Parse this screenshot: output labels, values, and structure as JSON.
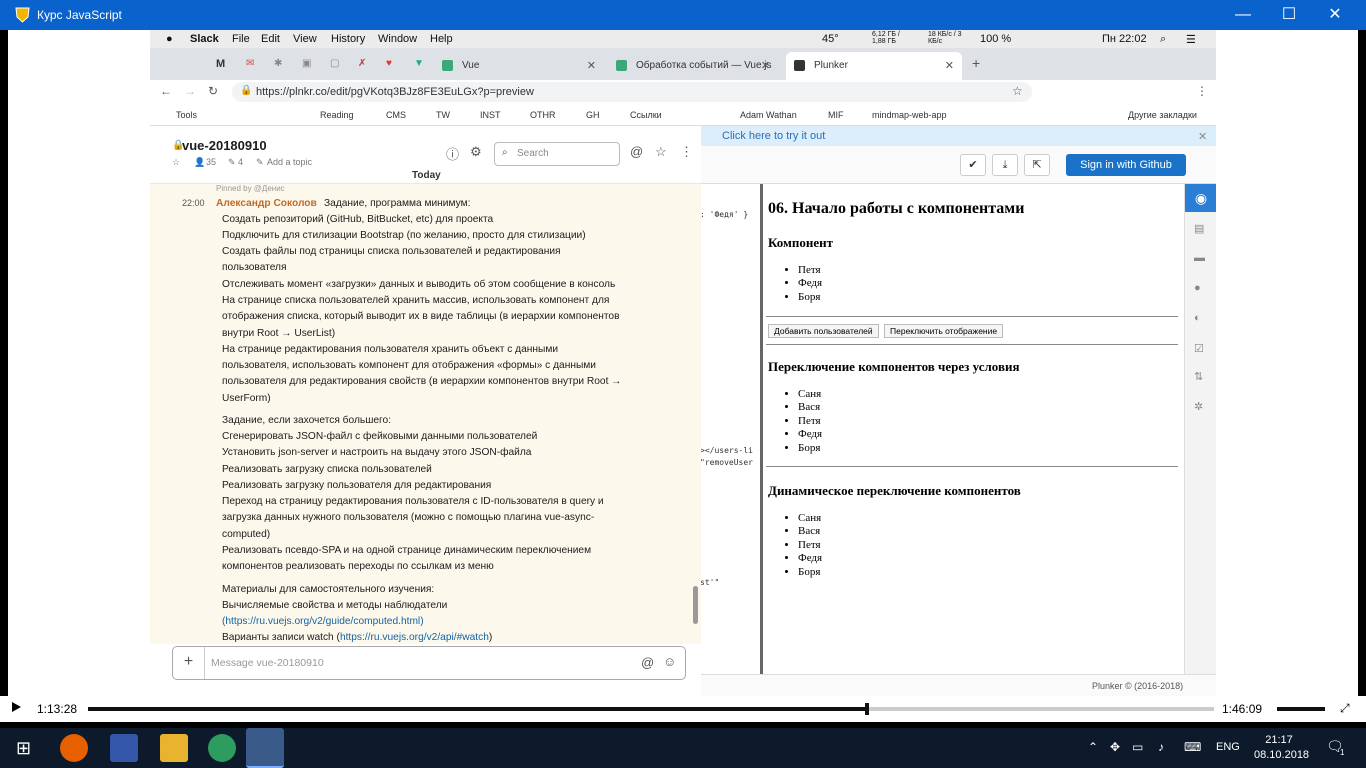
{
  "window": {
    "title": "Курс JavaScript",
    "minimize": "—",
    "maximize": "☐",
    "close": "✕"
  },
  "mac": {
    "apple": "",
    "app": "Slack",
    "menus": [
      "File",
      "Edit",
      "View",
      "History",
      "Window",
      "Help"
    ],
    "temp": "45°",
    "mem": "6,12 ГБ / 1,88 ГБ",
    "net": "18 КБ/с / 3 КБ/с",
    "battery": "100 %",
    "clock": "Пн 22:02"
  },
  "tabs": [
    {
      "label": "Vue"
    },
    {
      "label": "Обработка событий — Vue.js"
    },
    {
      "label": "Plunker"
    }
  ],
  "address": {
    "url": "https://plnkr.co/edit/pgVKotq3BJz8FE3EuLGx?p=preview"
  },
  "bookmarks": {
    "items": [
      "Tools",
      "GH",
      "Reading",
      "CMS",
      "TW",
      "INST",
      "OTHR",
      "GH",
      "Ссылки",
      "Adam Wathan",
      "MIF",
      "mindmap-web-app"
    ],
    "other": "Другие закладки"
  },
  "slack": {
    "channel": "vue-20180910",
    "members": "35",
    "pins": "4",
    "topic": "Add a topic",
    "search_placeholder": "Search",
    "today": "Today",
    "pinned": "Pinned by @Денис",
    "time": "22:00",
    "author": "Александр Соколов",
    "first_line": "Задание, программа минимум:",
    "lines": [
      "Создать репозиторий (GitHub, BitBucket, etc) для проекта",
      "Подключить для стилизации Bootstrap (по желанию, просто для стилизации)",
      "Создать файлы под страницы списка пользователей и редактирования",
      "пользователя",
      "Отслеживать момент «загрузки» данных и выводить об этом сообщение в консоль",
      "На странице списка пользователей хранить массив, использовать компонент для",
      "отображения списка, который выводит их в виде таблицы (в иерархии компонентов",
      "внутри Root → UserList)",
      "На странице редактирования пользователя хранить объект с данными",
      "пользователя, использовать компонент для отображения «формы» с данными",
      "пользователя для редактирования свойств (в иерархии компонентов внутри Root →",
      "UserForm)",
      "Задание, если захочется большего:",
      "Сгенерировать JSON-файл с фейковыми данными пользователей",
      "Установить json-server и настроить на выдачу этого JSON-файла",
      "Реализовать загрузку списка пользователей",
      "Реализовать загрузку пользователя для редактирования",
      "Переход на страницу редактирования пользователя с ID-пользователя в query и",
      "загрузка данных нужного пользователя (можно с помощью плагина vue-async-",
      "computed)",
      "Реализовать псевдо-SPA и на одной странице динамическим переключением",
      "компонентов реализовать переходы по ссылкам из меню",
      "Материалы для самостоятельного изучения:",
      "Вычисляемые свойства и методы наблюдатели"
    ],
    "link1": "(https://ru.vuejs.org/v2/guide/computed.html)",
    "watch_prefix": "Варианты записи watch (",
    "link2": "https://ru.vuejs.org/v2/api/#watch",
    "watch_suffix": ")",
    "composer_placeholder": "Message vue-20180910"
  },
  "plunker": {
    "banner": "Click here to try it out",
    "signin": "Sign in with Github",
    "code": [
      ": 'Федя' }",
      "></users-li",
      "\"removeUser",
      "st'\""
    ],
    "title": "06. Начало работы с компонентами",
    "h_component": "Компонент",
    "list1": [
      "Петя",
      "Федя",
      "Боря"
    ],
    "btn_add": "Добавить пользователей",
    "btn_toggle": "Переключить отображение",
    "h_cond": "Переключение компонентов через условия",
    "list2": [
      "Саня",
      "Вася",
      "Петя",
      "Федя",
      "Боря"
    ],
    "h_dyn": "Динамическое переключение компонентов",
    "list3": [
      "Саня",
      "Вася",
      "Петя",
      "Федя",
      "Боря"
    ],
    "footer": "Plunker © (2016-2018)"
  },
  "player": {
    "current": "1:13:28",
    "total": "1:46:09",
    "progress": 0.692
  },
  "taskbar": {
    "lang": "ENG",
    "time": "21:17",
    "date": "08.10.2018",
    "notif": "1"
  }
}
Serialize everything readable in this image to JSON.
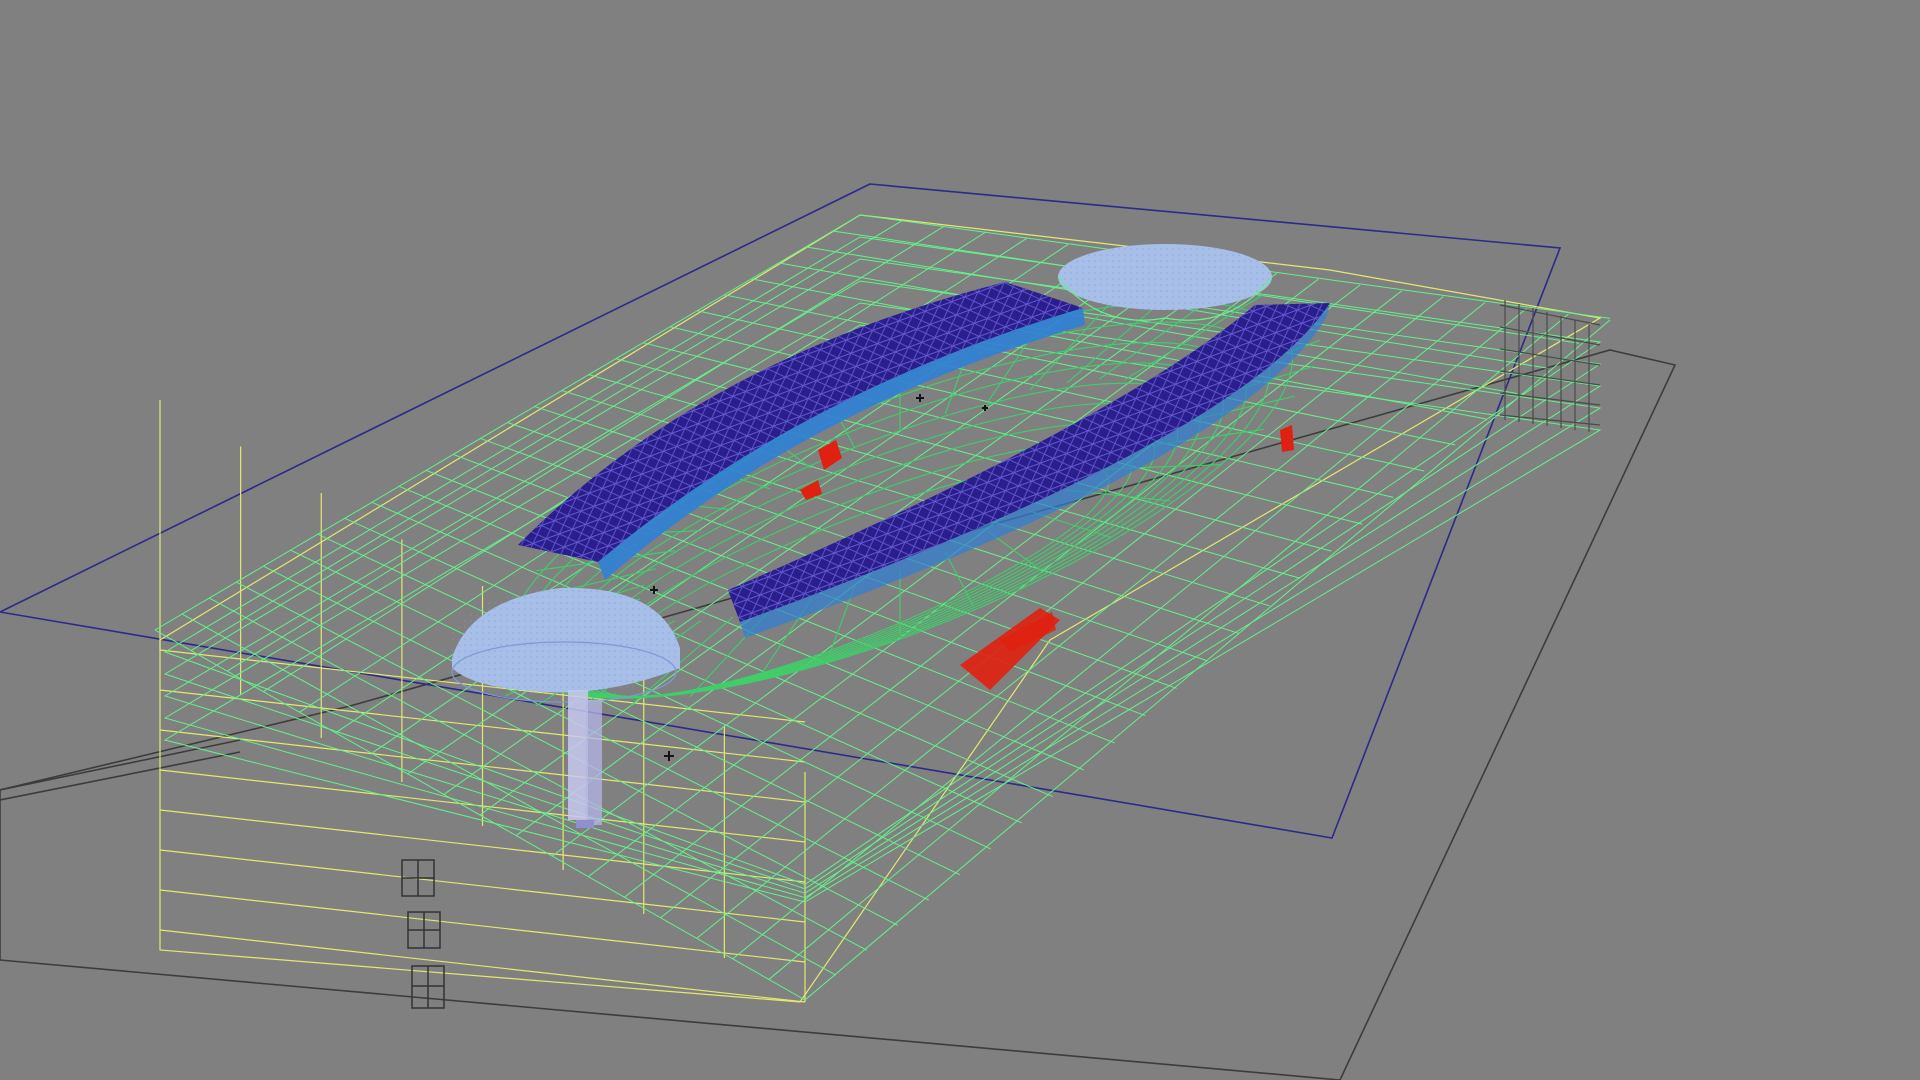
{
  "viewport": {
    "background": "#808080",
    "render_mode": "wireframe",
    "subject": "building-model"
  },
  "colors": {
    "ground_line": "#3c3c3c",
    "site_boundary": "#2a2a8a",
    "structure_wire": "#66f08a",
    "structure_wire_dark": "#3fcf6a",
    "outline_wire": "#e4e870",
    "roof_fill": "#2a1e8c",
    "roof_mesh": "#6a5fd8",
    "roof_side": "#2f7fd6",
    "dome": "#a6bee8",
    "column": "#c8c8f0",
    "highlight": "#e02010",
    "marker": "#141414"
  },
  "icons": {
    "door": "door-frame-icon",
    "marker": "crosshair-marker-icon"
  }
}
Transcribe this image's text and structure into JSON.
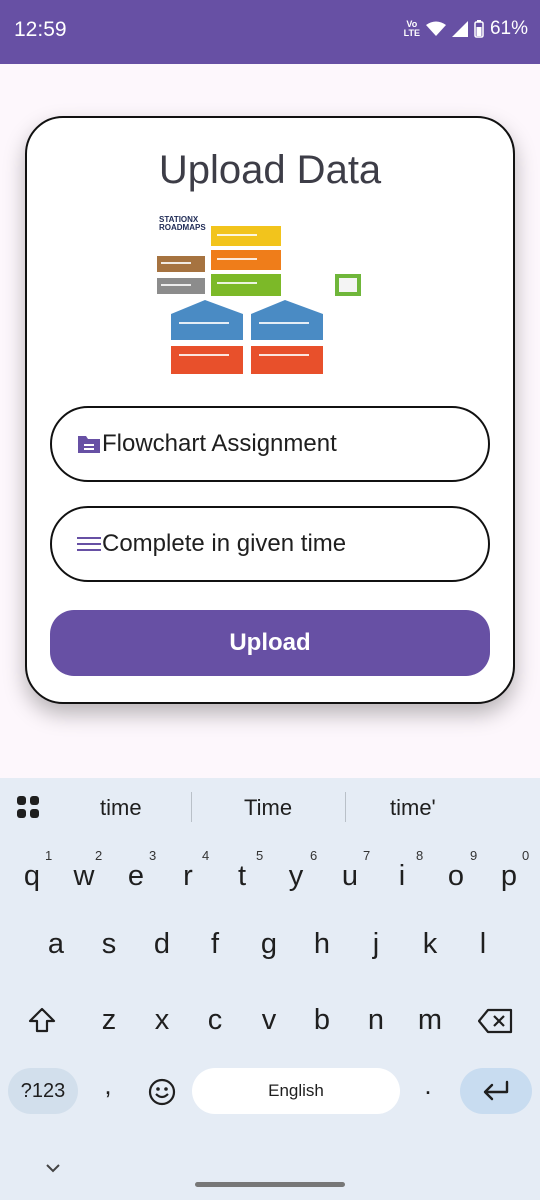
{
  "status": {
    "time": "12:59",
    "volte": "Vo LTE",
    "battery": "61%"
  },
  "card": {
    "title": "Upload Data",
    "roadmap_brand_line1": "STATIONX",
    "roadmap_brand_line2": "ROADMAPS",
    "title_field": {
      "value": "Flowchart Assignment",
      "icon": "folder-icon"
    },
    "desc_field": {
      "value": "Complete in given time",
      "icon": "lines-icon"
    },
    "upload_label": "Upload"
  },
  "keyboard": {
    "suggestions": [
      "time",
      "Time",
      "time'"
    ],
    "row1": [
      "q",
      "w",
      "e",
      "r",
      "t",
      "y",
      "u",
      "i",
      "o",
      "p"
    ],
    "row1_hints": [
      "1",
      "2",
      "3",
      "4",
      "5",
      "6",
      "7",
      "8",
      "9",
      "0"
    ],
    "row2": [
      "a",
      "s",
      "d",
      "f",
      "g",
      "h",
      "j",
      "k",
      "l"
    ],
    "row3": [
      "z",
      "x",
      "c",
      "v",
      "b",
      "n",
      "m"
    ],
    "sym_label": "?123",
    "comma": ",",
    "period": ".",
    "space_label": "English"
  },
  "colors": {
    "accent": "#6750a4",
    "keyboard_bg": "#e5ecf5"
  }
}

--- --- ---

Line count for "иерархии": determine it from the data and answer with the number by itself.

2